▶ INPUT

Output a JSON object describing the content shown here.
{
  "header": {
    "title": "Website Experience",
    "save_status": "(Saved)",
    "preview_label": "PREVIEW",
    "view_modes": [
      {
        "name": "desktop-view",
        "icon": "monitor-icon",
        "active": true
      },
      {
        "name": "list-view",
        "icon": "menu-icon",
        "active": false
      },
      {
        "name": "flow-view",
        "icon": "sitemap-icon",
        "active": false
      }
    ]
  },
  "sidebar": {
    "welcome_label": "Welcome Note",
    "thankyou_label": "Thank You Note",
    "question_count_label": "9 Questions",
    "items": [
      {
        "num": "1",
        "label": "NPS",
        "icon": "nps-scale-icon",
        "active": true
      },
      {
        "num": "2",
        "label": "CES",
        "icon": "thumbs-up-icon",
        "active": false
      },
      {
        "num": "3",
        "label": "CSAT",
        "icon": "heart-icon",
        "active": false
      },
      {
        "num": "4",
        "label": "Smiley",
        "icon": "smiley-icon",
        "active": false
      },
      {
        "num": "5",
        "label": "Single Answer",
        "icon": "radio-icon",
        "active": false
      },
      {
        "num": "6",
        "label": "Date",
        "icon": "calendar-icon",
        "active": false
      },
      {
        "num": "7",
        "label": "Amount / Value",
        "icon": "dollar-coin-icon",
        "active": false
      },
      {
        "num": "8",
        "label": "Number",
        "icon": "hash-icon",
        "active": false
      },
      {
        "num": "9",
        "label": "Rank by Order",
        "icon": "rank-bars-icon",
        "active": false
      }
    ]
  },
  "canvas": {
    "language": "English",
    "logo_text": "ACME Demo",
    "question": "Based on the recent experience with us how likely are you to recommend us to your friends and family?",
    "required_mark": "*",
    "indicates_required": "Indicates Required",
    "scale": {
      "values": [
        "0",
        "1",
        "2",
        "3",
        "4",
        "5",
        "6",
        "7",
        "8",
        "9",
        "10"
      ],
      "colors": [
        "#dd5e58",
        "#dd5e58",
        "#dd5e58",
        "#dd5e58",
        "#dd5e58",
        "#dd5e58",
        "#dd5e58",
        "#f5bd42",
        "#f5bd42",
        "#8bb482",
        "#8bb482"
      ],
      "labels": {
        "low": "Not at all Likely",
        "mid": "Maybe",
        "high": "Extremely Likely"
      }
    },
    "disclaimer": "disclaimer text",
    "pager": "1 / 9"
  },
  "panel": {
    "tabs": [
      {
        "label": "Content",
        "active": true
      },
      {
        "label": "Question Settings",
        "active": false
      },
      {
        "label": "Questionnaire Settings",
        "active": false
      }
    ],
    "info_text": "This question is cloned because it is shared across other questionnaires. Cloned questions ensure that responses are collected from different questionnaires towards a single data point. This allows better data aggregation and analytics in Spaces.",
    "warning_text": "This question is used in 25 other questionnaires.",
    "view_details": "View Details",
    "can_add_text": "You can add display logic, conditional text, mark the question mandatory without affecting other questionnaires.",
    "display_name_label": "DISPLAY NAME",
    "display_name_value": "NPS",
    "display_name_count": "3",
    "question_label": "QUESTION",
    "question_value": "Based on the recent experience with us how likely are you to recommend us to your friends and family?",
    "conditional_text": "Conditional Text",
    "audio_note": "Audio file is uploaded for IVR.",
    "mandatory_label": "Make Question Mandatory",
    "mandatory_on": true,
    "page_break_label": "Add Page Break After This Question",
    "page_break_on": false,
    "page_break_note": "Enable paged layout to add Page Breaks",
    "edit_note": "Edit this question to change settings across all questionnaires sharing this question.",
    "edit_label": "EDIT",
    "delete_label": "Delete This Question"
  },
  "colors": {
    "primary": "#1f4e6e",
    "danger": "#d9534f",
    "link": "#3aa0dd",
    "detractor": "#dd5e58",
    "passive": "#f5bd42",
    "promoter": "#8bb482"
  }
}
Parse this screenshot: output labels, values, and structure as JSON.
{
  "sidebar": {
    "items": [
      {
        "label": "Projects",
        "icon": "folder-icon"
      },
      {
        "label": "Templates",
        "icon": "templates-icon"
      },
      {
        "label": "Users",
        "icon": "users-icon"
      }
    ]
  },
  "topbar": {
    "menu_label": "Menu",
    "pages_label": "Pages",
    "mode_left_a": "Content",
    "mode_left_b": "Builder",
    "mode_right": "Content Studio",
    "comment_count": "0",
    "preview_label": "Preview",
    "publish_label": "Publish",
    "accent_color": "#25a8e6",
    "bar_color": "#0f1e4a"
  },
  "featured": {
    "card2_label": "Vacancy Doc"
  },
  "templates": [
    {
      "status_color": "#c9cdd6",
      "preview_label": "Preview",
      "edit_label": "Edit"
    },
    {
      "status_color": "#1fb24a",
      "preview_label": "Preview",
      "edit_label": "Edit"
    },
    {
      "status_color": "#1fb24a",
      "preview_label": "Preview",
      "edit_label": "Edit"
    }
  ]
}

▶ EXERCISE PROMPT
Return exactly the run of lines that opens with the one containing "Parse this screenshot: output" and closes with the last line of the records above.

▶ OUTPUT FOR THIS EXERCISE
Parse this screenshot: output labels, values, and structure as JSON.
{
  "sidebar": {
    "items": [
      {
        "label": "Projects",
        "icon": "folder-icon"
      },
      {
        "label": "Templates",
        "icon": "templates-icon"
      },
      {
        "label": "Users",
        "icon": "users-icon"
      }
    ]
  },
  "topbar": {
    "menu_label": "Menu",
    "pages_label": "Pages",
    "mode_left_a": "Content",
    "mode_left_b": "Builder",
    "mode_right": "Content Studio",
    "comment_count": "0",
    "preview_label": "Preview",
    "publish_label": "Publish",
    "accent_color": "#25a8e6",
    "bar_color": "#0f1e4a"
  },
  "featured": {
    "card2_label": "Vacancy Doc"
  },
  "templates": [
    {
      "status_color": "#c9cdd6",
      "preview_label": "Preview",
      "edit_label": "Edit"
    },
    {
      "status_color": "#1fb24a",
      "preview_label": "Preview",
      "edit_label": "Edit"
    },
    {
      "status_color": "#1fb24a",
      "preview_label": "Preview",
      "edit_label": "Edit"
    }
  ]
}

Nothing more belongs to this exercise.